Lastly, I should mention the two spoiled ballot papers. “Freddie Mercury” is not a Queen song, and neither is “Do The Freddie”. Tsk, really.
Thank you for participating, and for keeping me happily mired in pointless trivia for, ooh, longer than I care to think about.
Coming up soon: Quick, think of a song by the Goombay Dance Band.
Things I Was Going To Tell You About This Week, But Never Got Round To.
(posted by Mike)
- Being asked to compile a DJ mix CD… for a dressage event. Bring on the dancing horses! (The prototype is in the burner right now.

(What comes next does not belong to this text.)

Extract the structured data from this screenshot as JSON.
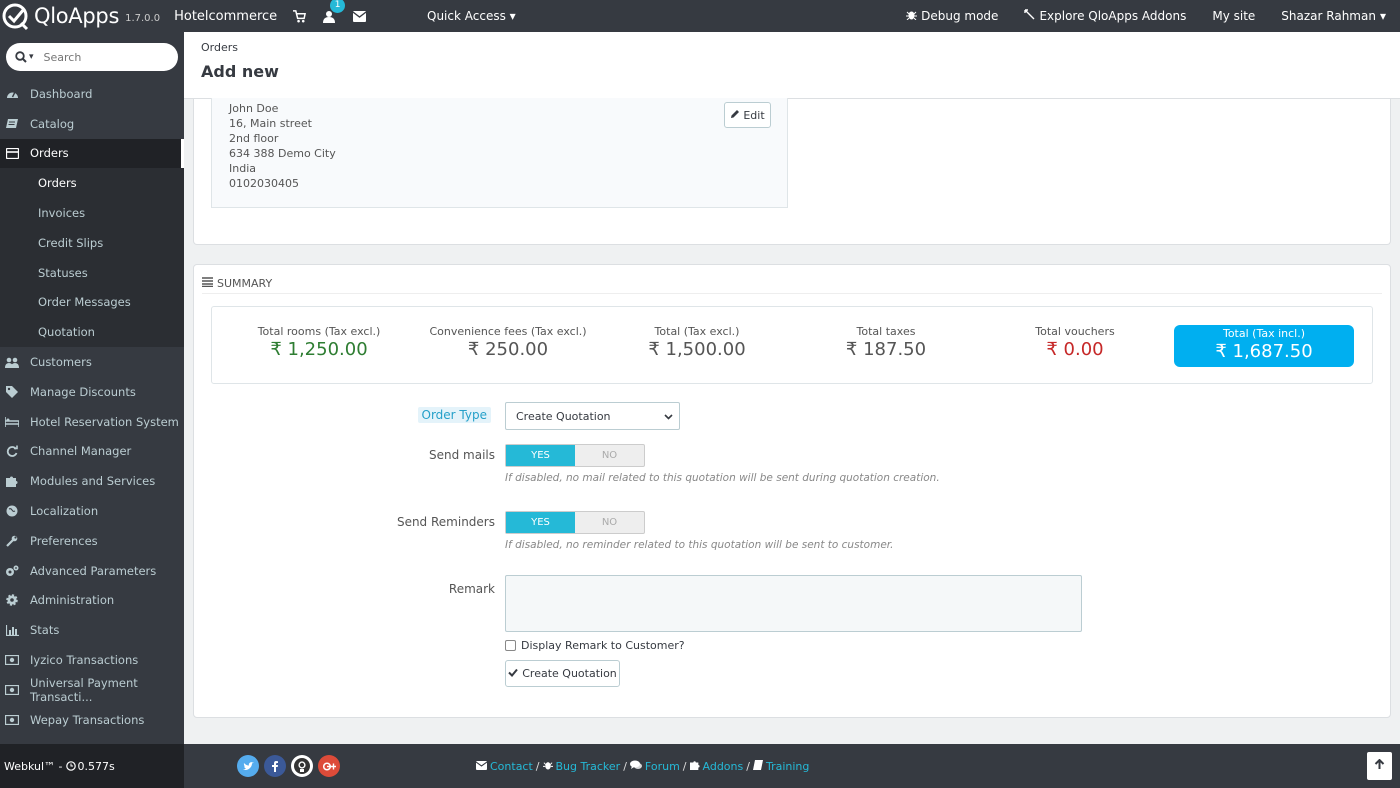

It’s quite heavy on Mylo, Lemon Jelly and The Gotan Project. Because I’ve been specifically instructed to drag the dowdy old world of dressage kicking and screaming into the 21st century. It’s the sort of mission which I relish.)
- The absolutely rubbish “cult” Japanese horror DVD we watched last night. Dark Water, it was called. Horror my arse. I’ve had more frights at lights-up time down the local gay disco.
- The really good gig I went to on Tuesday: Captain Beefheart’s Magic Band, sans Beefheart. Almost as good as when my boyfriend K and I saw them last summer. (K hadn’t been to a rock concert since walking out of The Smiths in 1986, owing to claustrophobia from the screaming crowds… and he conquered his fears admirably, even rushing up to one of the band members after the show, like a complete groupie. My boyfriend is a tart.) However, K wimped out this time round – “too tired, stress at work, blah-di-blah” – opting to stay at home and watch Dame Judi and Dame Maggi cavorting about in Ladies In Lavender (or “Ladies In Lav”, as it said on my ticket stub at the arts cinema last autumn). Much more appropriate to a man of his age than exposing himself in public to a loud atonal scratchy guitar racket… but I was still a tad disappointed. My boyfriend is a…
Bugger, I’ve run out of T-words. Time I was off, then. Cheerio, Belgium. It’s been real. And see you next week for Big Blogger 2005, hopefully – when Zoe and I could well find ourselves going head-to-head in a viciously competitive bout of Reality Blogging. We shall see! A bientot, mes copains!